- TASK REQUIREMENTS -
For every line in the entries that contains "left", show the whole line.

· · · · · · ·

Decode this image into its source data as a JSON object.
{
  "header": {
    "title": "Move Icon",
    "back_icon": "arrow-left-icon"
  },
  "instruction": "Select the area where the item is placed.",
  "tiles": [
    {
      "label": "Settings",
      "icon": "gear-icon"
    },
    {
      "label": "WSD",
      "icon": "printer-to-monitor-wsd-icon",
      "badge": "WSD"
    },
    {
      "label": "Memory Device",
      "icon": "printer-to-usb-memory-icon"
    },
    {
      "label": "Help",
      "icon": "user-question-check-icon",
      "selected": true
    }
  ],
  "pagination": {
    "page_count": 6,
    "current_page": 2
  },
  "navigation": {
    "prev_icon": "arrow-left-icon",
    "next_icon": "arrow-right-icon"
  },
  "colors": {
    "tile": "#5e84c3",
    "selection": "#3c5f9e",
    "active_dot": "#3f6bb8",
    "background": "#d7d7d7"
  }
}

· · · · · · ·

- ANSWER SPACE -
    "back_icon": "arrow-left-icon"
    "prev_icon": "arrow-left-icon",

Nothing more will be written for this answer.